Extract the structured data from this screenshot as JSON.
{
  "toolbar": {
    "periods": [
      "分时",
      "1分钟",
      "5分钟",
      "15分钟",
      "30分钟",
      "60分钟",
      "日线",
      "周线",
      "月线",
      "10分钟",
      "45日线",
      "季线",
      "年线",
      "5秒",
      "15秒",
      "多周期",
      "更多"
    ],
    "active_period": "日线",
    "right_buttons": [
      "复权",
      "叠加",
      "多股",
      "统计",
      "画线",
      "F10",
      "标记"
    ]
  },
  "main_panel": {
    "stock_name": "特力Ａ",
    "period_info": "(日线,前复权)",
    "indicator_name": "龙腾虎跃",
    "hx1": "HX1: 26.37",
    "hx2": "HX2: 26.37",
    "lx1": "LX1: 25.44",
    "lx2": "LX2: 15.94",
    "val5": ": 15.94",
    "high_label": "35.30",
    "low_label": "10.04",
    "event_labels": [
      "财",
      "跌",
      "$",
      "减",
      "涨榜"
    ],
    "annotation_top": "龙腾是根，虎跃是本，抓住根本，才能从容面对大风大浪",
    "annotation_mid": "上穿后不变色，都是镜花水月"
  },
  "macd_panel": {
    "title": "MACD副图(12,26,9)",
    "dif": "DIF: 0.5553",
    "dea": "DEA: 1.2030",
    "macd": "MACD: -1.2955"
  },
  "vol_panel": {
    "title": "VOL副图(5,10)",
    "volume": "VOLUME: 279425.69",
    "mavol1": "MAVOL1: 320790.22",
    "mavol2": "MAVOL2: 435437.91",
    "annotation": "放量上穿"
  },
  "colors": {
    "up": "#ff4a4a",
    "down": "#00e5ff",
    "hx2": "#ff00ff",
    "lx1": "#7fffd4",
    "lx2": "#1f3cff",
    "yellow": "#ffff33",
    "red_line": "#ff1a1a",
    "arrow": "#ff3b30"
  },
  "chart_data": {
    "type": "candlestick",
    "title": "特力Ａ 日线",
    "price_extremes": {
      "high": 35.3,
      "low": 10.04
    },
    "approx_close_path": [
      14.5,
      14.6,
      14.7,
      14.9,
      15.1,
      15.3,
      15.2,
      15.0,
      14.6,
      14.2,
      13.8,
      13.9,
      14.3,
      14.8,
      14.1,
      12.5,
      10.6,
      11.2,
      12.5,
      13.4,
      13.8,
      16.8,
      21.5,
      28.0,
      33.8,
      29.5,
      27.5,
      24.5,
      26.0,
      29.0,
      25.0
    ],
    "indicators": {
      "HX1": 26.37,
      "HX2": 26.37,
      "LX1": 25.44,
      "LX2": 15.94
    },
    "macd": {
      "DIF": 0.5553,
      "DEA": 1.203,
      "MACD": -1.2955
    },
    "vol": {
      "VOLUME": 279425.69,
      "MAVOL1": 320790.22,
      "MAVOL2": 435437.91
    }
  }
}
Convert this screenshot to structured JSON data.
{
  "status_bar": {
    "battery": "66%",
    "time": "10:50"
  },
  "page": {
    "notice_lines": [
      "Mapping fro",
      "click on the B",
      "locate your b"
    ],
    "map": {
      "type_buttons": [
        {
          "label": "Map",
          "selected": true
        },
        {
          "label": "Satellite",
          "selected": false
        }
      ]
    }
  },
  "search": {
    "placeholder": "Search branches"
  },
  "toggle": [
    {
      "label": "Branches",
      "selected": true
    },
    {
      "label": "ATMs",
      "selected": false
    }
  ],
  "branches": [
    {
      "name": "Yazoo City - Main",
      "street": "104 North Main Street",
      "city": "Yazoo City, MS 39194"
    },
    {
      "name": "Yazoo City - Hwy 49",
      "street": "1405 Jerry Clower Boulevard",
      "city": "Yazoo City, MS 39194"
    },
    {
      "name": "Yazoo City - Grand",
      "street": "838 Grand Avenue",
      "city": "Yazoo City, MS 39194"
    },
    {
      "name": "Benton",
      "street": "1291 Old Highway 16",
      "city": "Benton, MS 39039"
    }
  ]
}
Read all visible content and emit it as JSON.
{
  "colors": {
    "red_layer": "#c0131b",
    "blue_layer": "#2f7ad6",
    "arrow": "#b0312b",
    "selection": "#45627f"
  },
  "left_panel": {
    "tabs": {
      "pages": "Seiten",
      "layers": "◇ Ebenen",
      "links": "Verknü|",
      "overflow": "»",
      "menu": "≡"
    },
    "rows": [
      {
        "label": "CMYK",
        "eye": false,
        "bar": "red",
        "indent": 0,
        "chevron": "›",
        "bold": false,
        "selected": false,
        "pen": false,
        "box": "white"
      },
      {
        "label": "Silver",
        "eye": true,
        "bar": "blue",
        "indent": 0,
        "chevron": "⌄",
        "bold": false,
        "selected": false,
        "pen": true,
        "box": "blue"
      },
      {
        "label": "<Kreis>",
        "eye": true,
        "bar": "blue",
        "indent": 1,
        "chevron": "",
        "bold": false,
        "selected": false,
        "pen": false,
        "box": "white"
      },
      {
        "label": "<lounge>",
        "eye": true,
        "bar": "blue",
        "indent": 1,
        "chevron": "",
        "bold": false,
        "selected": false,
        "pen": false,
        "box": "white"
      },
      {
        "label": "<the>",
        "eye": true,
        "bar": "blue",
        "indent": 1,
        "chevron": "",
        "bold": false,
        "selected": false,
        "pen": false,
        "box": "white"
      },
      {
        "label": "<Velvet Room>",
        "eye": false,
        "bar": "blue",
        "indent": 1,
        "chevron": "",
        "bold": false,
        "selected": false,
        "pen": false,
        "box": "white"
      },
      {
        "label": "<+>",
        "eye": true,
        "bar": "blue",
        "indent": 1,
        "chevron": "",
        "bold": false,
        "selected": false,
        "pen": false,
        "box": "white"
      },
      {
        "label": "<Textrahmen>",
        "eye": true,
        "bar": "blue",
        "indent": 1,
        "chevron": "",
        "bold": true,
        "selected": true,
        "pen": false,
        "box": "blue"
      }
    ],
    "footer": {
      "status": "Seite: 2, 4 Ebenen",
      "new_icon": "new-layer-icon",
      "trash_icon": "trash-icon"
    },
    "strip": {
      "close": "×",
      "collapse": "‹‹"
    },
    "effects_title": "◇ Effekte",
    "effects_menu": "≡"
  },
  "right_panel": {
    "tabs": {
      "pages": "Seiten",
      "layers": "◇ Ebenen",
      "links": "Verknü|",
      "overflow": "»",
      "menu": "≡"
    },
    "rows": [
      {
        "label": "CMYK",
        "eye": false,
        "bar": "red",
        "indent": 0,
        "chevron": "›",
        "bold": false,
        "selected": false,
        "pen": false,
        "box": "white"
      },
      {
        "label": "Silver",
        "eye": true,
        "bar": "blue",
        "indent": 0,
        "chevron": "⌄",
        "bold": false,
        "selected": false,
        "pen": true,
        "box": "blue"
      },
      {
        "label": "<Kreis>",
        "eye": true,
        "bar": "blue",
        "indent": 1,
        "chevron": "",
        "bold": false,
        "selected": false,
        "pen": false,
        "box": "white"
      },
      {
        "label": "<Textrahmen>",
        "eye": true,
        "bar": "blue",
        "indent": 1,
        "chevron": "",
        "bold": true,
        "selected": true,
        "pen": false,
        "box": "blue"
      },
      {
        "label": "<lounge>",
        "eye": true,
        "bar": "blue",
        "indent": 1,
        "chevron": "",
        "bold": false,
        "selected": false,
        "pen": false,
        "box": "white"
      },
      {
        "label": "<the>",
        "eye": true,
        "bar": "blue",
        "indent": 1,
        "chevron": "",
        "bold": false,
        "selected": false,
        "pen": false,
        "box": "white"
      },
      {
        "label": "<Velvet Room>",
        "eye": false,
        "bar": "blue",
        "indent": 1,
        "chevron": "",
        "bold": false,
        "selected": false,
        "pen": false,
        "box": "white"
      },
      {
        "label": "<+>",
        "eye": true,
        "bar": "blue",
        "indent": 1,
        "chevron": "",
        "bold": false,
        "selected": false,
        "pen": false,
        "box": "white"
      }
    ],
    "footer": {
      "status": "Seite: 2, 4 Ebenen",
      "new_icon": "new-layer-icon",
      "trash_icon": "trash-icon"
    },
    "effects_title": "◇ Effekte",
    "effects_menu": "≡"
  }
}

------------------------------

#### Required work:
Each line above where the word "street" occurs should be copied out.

#### Answer:
      "street": "104 North Main Street",
      "street": "1405 Jerry Clower Boulevard",
      "street": "838 Grand Avenue",
      "street": "1291 Old Highway 16",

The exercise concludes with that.